In my previous blog post about the “Real Danger of Quick-and-Dirty Programming“, I criticized some Agile practices such as measuring the Velocity and drawing Burndown charts. In this post I would like to extend and clarify this criticism, bringing also some very relevant references.
Here is the definition of Velocity from Wikipedia:
“Velocity is a capacity planning tool sometimes used in Agile software development. The velocity is calculated by counting the number of units of work completed in a certain interval, the length of which is determined at the start of the project. The main idea behind Velocity is to help teams estimate how much work they can complete in a given time period based on how quickly similar work was previously completed.”
In my opinion, the main problem with Velocity is when it becomes a goal by itself. When software development teams are focused on keeping their Velocity or increasing their Velocity, they will be ready to make sacrifices.
Having Velocity as a goal introduces trade-offs:
- Should we make it faster or should we make it better?

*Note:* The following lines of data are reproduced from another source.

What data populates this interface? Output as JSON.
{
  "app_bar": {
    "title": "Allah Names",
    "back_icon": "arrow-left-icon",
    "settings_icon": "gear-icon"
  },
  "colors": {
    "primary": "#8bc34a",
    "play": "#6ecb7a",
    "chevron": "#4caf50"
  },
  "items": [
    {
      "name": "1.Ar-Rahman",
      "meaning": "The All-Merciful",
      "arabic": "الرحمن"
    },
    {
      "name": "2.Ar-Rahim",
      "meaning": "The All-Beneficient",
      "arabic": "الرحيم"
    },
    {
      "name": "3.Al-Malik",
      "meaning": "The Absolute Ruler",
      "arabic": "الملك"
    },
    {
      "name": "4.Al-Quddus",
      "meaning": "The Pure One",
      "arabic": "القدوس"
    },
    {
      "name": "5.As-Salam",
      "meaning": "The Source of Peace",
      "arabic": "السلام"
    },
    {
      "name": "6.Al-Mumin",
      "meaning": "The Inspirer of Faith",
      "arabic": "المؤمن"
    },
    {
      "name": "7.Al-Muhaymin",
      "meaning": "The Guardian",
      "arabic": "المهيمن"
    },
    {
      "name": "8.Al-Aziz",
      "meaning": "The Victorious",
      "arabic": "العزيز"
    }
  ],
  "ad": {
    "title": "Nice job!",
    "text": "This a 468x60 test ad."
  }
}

- Do we have enough time for Refactoring?
- Why not accumulate some Technical Debt to increase our Velocity?
In contrast to the Agile term, here is the definition of the Physical concept of velocity, also from Wikipedia:
“Velocity is a physical vector quantity; both magnitude and direction are needed to define it. The scalar absolute value (magnitude) of velocity is called ‘speed’, a quantity that is measured in metres per second (m/s) in the SI (metric) system.”
Thus apparently what we call Velocity in Agile should actually be called Speed, because there is no clear definition of the dimensions of “Direction”. Of course any User Story that is implemented should satisfy some basic quality attributes such as Correctness. But what about other desirable quality attributes, both functional and non-functional, such as low coupling, high cohesion, efficiency and robustness? Who is measuring them? Who is tracking them? Unfortunately I’ve never heard of an Agile team drawing charts to track the average Cyclomatic Complexity of their code.
When the only thing you are really measuring is your Speed, you will attempt anything to “make progress” as fast as possible. Anything that causes you to move slower may be considered a burden. Including improving your code. Including Refactoring. Including avoiding Technical Debt.
To conclude this article, I bring below two opinions about Velocity from people that we should listen to.
Sacrificing Quality For Predictability by Joshua Kerievsky
“Technical practices like test-driven development and refactoring are often the first things to be dropped when someone is trying to ‘make their estimate.’
We see this behavior emerge from the outset, starting in training: a team that completes all work at the end of a timebox (say, two hours) often does so by sacrificing quality.
For years, we addressed this common problem by helping students experience what it was like to deliver on commitments while also producing quality code.
We explained how great teams ultimately learned to maintain technical excellence while also sustaining a consistent velocity (the same number of story points completed per sprint).
Yet the fact is, such teams are rare and their consistency is often fleeting as their team size changes or other pressures take hold.
For too many years, I thought it was important to maintain a consistent velocity, since it was supposed to be helpful in planning and predicting when a product/system could be completed.
Yet I’ve seen too many teams sacrifice quality and face compounding technical debt solely to make or exceed their estimates and keep their burndown charts looking pretty.”
Velocity is Killing Agility by Jim Highsmith
Jim Highsmith is an executive consultant with ThoughtWorks and author of several books on Agile software development, including “Agile Software Development Ecosystems” and “Agile Project Management: Creating Innovative Products“. Here is an extract from his article “Velocity is Killing Agility!“:
“Over emphasis on velocity causes problems because of its wide used as a productivity measure. The proper use of velocity is as a calibration tool, a way to help do capacity-based planning, as Kent Beck describes in ‘Extreme Programming: Embrace Change‘. Productivity measures in general make little sense in knowledge work—but that’s fodder for another blog. Velocity is also a seductive measure because it’s easy to calculate. Even though story-points per iteration are calculated on the basis of releasable features, velocity at its core is about effort.
While Agile teams try to focus on delivering high value features, they get side-tracked by reporting on productivity. Time after time I hear about comments from managers or product owners, ‘Your velocity fell from 24 last iteration to 21 this time, what’s wrong? Let’s get it back up, or go even higher.’ In this scenario velocity has moved from a useful calibration tool (what is our capacity for the next iteration?) to a performance (productivity) measurement tool. This means that two things are short-changed: the quality of the customer experience (quantity of features over customer experience) and improving the delivery engine (technical quality).”
What do you think? Should we continue measuring our Velocity? Please share your opinions in the comments below.